I picked up the actual pegboard at Home Depot and had them cut down the 4’x8′ size to the dimension I wanted: 3′ x 6′. They offer this service free, so take them up on it if you don’t have the correct cutting tools. While I was there I grabbed a couple of 8′ long 1x2s to pop the board off the wall (allowing the hangers to slip in) and some 1x3s to trim the board out.

At home, two quick cuts later and I had the boards ready for the back of pegboard. Excuse the dark garage photos. There are worse pictures yet to come. Cutting the 8 foot boards down to just under 6′ allowed me to have boards along the lengths of the pegboard and the top and bottom. They didn’t need to be perfect since they were purely for function and wouldn’t be visible. I screwed them in from the back so they were completely invisible (like ninjas) from the front.

Pegboard | Land of Laurel

The trim pieces were almost as simple: set saw to 45 degree angle and cut.  But of course I started right off with a mistake.

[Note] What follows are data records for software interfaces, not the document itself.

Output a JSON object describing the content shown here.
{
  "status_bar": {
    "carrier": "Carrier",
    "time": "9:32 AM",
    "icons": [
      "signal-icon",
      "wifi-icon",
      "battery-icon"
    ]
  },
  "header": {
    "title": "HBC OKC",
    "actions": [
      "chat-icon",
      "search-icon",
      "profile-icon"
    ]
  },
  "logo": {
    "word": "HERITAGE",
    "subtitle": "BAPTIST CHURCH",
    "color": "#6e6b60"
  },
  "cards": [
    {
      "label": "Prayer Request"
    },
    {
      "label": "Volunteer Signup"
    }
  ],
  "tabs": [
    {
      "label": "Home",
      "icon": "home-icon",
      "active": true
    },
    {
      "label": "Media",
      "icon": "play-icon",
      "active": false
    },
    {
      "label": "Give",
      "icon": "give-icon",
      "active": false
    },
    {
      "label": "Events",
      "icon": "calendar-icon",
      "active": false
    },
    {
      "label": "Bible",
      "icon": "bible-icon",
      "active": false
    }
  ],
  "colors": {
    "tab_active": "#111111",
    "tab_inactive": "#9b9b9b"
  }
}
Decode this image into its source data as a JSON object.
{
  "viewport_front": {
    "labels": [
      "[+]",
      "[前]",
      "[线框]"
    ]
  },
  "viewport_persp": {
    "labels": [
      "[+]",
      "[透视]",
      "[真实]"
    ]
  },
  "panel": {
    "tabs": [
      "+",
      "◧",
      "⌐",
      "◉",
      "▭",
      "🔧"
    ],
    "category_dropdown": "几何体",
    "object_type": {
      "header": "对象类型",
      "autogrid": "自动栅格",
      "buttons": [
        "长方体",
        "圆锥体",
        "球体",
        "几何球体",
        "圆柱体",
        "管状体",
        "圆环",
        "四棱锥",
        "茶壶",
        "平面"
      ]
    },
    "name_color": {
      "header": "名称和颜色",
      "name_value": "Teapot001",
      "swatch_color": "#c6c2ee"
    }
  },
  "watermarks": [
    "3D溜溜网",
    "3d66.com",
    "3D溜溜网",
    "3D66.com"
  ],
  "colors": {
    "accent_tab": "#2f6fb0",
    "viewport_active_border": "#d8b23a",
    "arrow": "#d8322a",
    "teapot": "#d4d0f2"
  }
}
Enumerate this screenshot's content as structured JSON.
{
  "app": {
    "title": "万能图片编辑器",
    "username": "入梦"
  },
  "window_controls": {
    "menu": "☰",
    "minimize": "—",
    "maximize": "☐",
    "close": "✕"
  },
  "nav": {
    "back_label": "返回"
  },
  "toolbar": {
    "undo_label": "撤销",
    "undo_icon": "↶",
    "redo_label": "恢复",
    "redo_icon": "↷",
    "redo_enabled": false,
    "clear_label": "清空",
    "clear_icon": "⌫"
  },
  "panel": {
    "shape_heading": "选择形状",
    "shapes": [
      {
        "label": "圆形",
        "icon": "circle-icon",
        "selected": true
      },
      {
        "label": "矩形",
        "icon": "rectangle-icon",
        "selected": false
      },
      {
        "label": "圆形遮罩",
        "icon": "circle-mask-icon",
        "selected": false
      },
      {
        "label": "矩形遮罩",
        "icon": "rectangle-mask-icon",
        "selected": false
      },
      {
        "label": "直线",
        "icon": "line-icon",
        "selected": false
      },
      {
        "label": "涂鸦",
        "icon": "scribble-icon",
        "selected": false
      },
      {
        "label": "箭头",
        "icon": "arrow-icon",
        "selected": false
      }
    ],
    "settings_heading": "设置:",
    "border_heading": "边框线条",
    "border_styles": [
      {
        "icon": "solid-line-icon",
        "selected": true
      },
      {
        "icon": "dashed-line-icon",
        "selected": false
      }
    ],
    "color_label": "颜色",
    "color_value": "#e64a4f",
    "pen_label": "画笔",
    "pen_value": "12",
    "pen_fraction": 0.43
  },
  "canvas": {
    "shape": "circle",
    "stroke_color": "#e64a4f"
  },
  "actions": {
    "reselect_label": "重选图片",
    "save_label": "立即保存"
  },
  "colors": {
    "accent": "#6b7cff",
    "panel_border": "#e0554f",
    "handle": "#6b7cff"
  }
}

Luckily I was able to reuse the board for the top and bottom trim pieces and didn’t waste much.

Cutting Error | Land of Laurel

Once I turned my brain on, I quickly made the rest of the cuts. Each length was an inch longer than my pegboard so the trim would stick out from it on all sides. I then screwed all of these boards into the pegboard and things started taking shape. It looked so good, Malary decided to pose with the pegboard. It’s so nice to have such a supportive pet.

Pegboard | Land of Laurel

Since edges never match up entirely perfectly, I filled the mitered corners with wood filler and gave the same treatment to the more prominent knots.

Pegboard | Land of Laurel

Then I did some minor sanding (I get super lazy about sanding, but it’s a requirement so I tried to tough it out). After that, I filled the gaps where the trim meets the pegboard with some paintable caulk wiping up the excess with a wet finger. I like this little container because it stays good for a long time, rather than drying out immediately like the caulk guns.

Caulk | Land of Laurel

Once everything was caulked the board was functional, it just needed a coat of paint to spruce things up!

Pegboard | Land of Laurel

Two coats of primer later, it was ready for some paint.

Pegboard | Land of Laurel

I chose Benjamin Moore’s Palladian Blue (HC-144) in their Natura line (zero-VOC) for the board. It’s a really light aqua tone that is subtle, but still stands out from white. It has quite a bit of grey in in and the swatch seems to be almost white, but once it’s up on the wall, BOOM! COLOR! Plus, I love Julia Child and she had teal-blue pegboards all over her kitchen, so I’m in good company! After two coats of paint, I did three coats of Safecoat Acrylic sealer in high-gloss. I wanted the board to be extra protected from water and oils. Once that was all done, it was time to bring it inside.

Pegboard | Land of Laurel

I hung the board on the wall with a few heavy duty D-rings hooked on hangers screwed into wall studs and it is fairly sturdy. I picked up this pegboard hardware kit at Home Depot too, which was way more than enough to hang the pots and pans. I have enough left over I might take the pegboard scraps and make another for the garage!

Pegboard | Land of Laurel

Covered in pots, it really does make things look happy, colorful, and organized. I’m ready to sauté those carrots at a moments notice now.

Pegboard | Land of Laurel

Having our counters back and free for their original purpose (prep space) is delightful. Not looking at a pile of pots and pans every time I walk into the kitchen is pretty great too! The trash and recycling containers are just the right size for us too. I love the matching size and though not everyone would like the different colored recycling, it’s nice to easily be able to identify it as “the green one” when people come over.

Pegboard | Land of Laurel

Plus I get to lovingly stare at my cast iron pans now. Definite bonus.

Pegboard | Land of Laurel

I love those pans… though I wouldn’t mind upgrading them to Lodge pans down the line. I’ve got these guys seasoned just perfectly now with just over a year of use. Cast iron is my favorite!

So if you have a blank wall – put it to use! Don’t fuss around with birds, put a pegboard on it! (I’m so Portland now).

Have you guys ever come up with creative storage solutions in your rental kitchens? I’d love some good ideas!